Work to complete =
Repeat the listing exactly, line by line, and leave the pictures behind.

────────

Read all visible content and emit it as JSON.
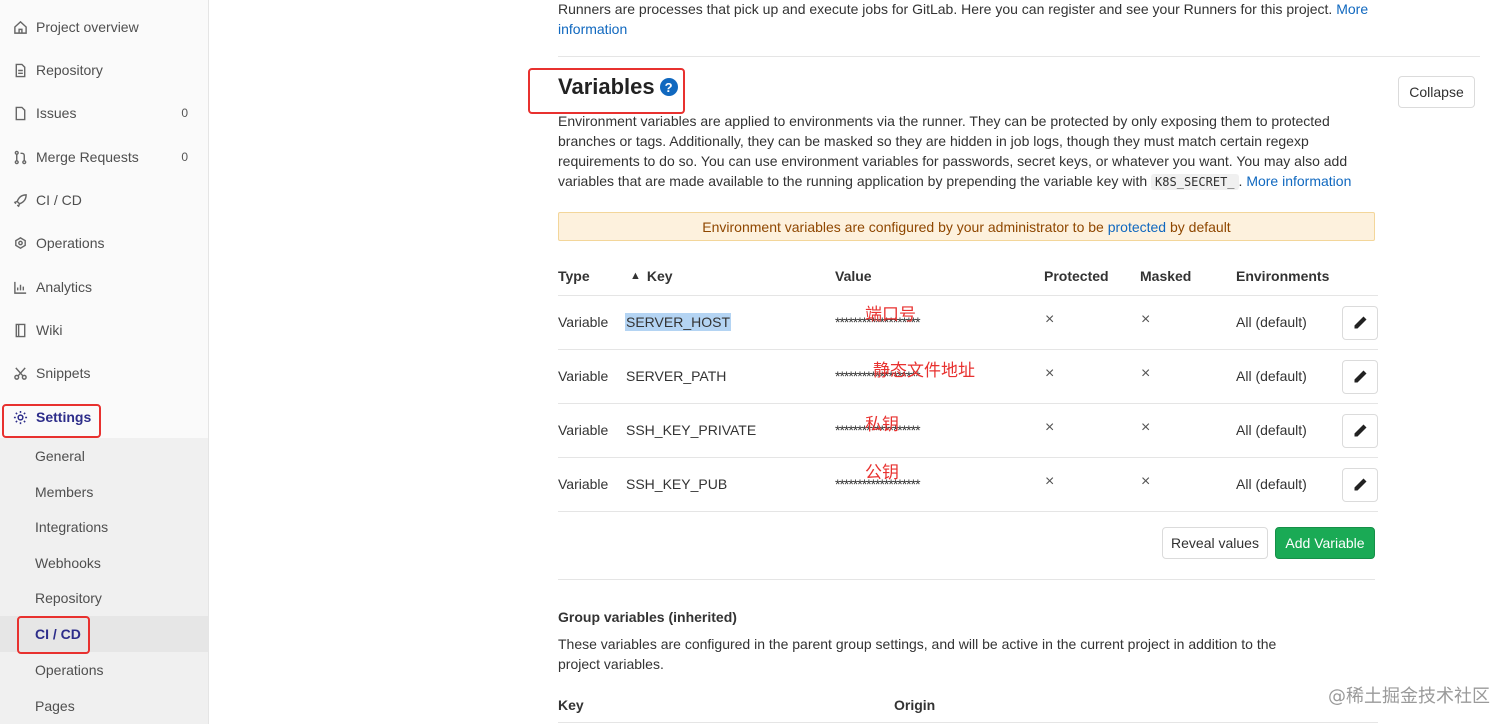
{
  "sidebar": {
    "items": [
      {
        "label": "Project overview",
        "icon": "home-icon"
      },
      {
        "label": "Repository",
        "icon": "doc-icon"
      },
      {
        "label": "Issues",
        "icon": "issues-icon",
        "count": "0"
      },
      {
        "label": "Merge Requests",
        "icon": "merge-icon",
        "count": "0"
      },
      {
        "label": "CI / CD",
        "icon": "rocket-icon"
      },
      {
        "label": "Operations",
        "icon": "cloud-icon"
      },
      {
        "label": "Analytics",
        "icon": "chart-icon"
      },
      {
        "label": "Wiki",
        "icon": "book-icon"
      },
      {
        "label": "Snippets",
        "icon": "scissors-icon"
      },
      {
        "label": "Settings",
        "icon": "gear-icon"
      }
    ],
    "settings_sub": [
      "General",
      "Members",
      "Integrations",
      "Webhooks",
      "Repository",
      "CI / CD",
      "Operations",
      "Pages"
    ]
  },
  "runners": {
    "text": "Runners are processes that pick up and execute jobs for GitLab. Here you can register and see your Runners for this project.",
    "more_link": "More information"
  },
  "variables": {
    "title": "Variables",
    "help": "?",
    "collapse_label": "Collapse",
    "description": "Environment variables are applied to environments via the runner. They can be protected by only exposing them to protected branches or tags. Additionally, they can be masked so they are hidden in job logs, though they must match certain regexp requirements to do so. You can use environment variables for passwords, secret keys, or whatever you want. You may also add variables that are made available to the running application by prepending the variable key with",
    "code": "K8S_SECRET_",
    "after_code": ".",
    "more_link": "More information",
    "warning_pre": "Environment variables are configured by your administrator to be",
    "warning_link": "protected",
    "warning_post": "by default",
    "columns": [
      "Type",
      "Key",
      "Value",
      "Protected",
      "Masked",
      "Environments"
    ],
    "sort_icon": "sort-icon",
    "rows": [
      {
        "type": "Variable",
        "key": "SERVER_HOST",
        "value": "*******************",
        "protected": "×",
        "masked": "×",
        "env": "All (default)",
        "note": "端口号"
      },
      {
        "type": "Variable",
        "key": "SERVER_PATH",
        "value": "*******************",
        "protected": "×",
        "masked": "×",
        "env": "All (default)",
        "note": "静态文件地址"
      },
      {
        "type": "Variable",
        "key": "SSH_KEY_PRIVATE",
        "value": "*******************",
        "protected": "×",
        "masked": "×",
        "env": "All (default)",
        "note": "私钥"
      },
      {
        "type": "Variable",
        "key": "SSH_KEY_PUB",
        "value": "*******************",
        "protected": "×",
        "masked": "×",
        "env": "All (default)",
        "note": "公钥"
      }
    ],
    "reveal_label": "Reveal values",
    "add_label": "Add Variable"
  },
  "group": {
    "title": "Group variables (inherited)",
    "description": "These variables are configured in the parent group settings, and will be active in the current project in addition to the project variables.",
    "columns": [
      "Key",
      "Origin"
    ]
  },
  "watermark": "@稀土掘金技术社区",
  "colors": {
    "accent": "#1068bf",
    "success": "#1aaa55",
    "annotation": "#e8312f",
    "warning_bg": "#fdf1dd"
  }
}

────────

Task result =
Read all visible content and emit it as JSON.
{
  "sidebar": {
    "items": [
      {
        "label": "Project overview",
        "icon": "home-icon"
      },
      {
        "label": "Repository",
        "icon": "doc-icon"
      },
      {
        "label": "Issues",
        "icon": "issues-icon",
        "count": "0"
      },
      {
        "label": "Merge Requests",
        "icon": "merge-icon",
        "count": "0"
      },
      {
        "label": "CI / CD",
        "icon": "rocket-icon"
      },
      {
        "label": "Operations",
        "icon": "cloud-icon"
      },
      {
        "label": "Analytics",
        "icon": "chart-icon"
      },
      {
        "label": "Wiki",
        "icon": "book-icon"
      },
      {
        "label": "Snippets",
        "icon": "scissors-icon"
      },
      {
        "label": "Settings",
        "icon": "gear-icon"
      }
    ],
    "settings_sub": [
      "General",
      "Members",
      "Integrations",
      "Webhooks",
      "Repository",
      "CI / CD",
      "Operations",
      "Pages"
    ]
  },
  "runners": {
    "text": "Runners are processes that pick up and execute jobs for GitLab. Here you can register and see your Runners for this project.",
    "more_link": "More information"
  },
  "variables": {
    "title": "Variables",
    "help": "?",
    "collapse_label": "Collapse",
    "description": "Environment variables are applied to environments via the runner. They can be protected by only exposing them to protected branches or tags. Additionally, they can be masked so they are hidden in job logs, though they must match certain regexp requirements to do so. You can use environment variables for passwords, secret keys, or whatever you want. You may also add variables that are made available to the running application by prepending the variable key with",
    "code": "K8S_SECRET_",
    "after_code": ".",
    "more_link": "More information",
    "warning_pre": "Environment variables are configured by your administrator to be",
    "warning_link": "protected",
    "warning_post": "by default",
    "columns": [
      "Type",
      "Key",
      "Value",
      "Protected",
      "Masked",
      "Environments"
    ],
    "sort_icon": "sort-icon",
    "rows": [
      {
        "type": "Variable",
        "key": "SERVER_HOST",
        "value": "*******************",
        "protected": "×",
        "masked": "×",
        "env": "All (default)",
        "note": "端口号"
      },
      {
        "type": "Variable",
        "key": "SERVER_PATH",
        "value": "*******************",
        "protected": "×",
        "masked": "×",
        "env": "All (default)",
        "note": "静态文件地址"
      },
      {
        "type": "Variable",
        "key": "SSH_KEY_PRIVATE",
        "value": "*******************",
        "protected": "×",
        "masked": "×",
        "env": "All (default)",
        "note": "私钥"
      },
      {
        "type": "Variable",
        "key": "SSH_KEY_PUB",
        "value": "*******************",
        "protected": "×",
        "masked": "×",
        "env": "All (default)",
        "note": "公钥"
      }
    ],
    "reveal_label": "Reveal values",
    "add_label": "Add Variable"
  },
  "group": {
    "title": "Group variables (inherited)",
    "description": "These variables are configured in the parent group settings, and will be active in the current project in addition to the project variables.",
    "columns": [
      "Key",
      "Origin"
    ]
  },
  "watermark": "@稀土掘金技术社区",
  "colors": {
    "accent": "#1068bf",
    "success": "#1aaa55",
    "annotation": "#e8312f",
    "warning_bg": "#fdf1dd"
  }
}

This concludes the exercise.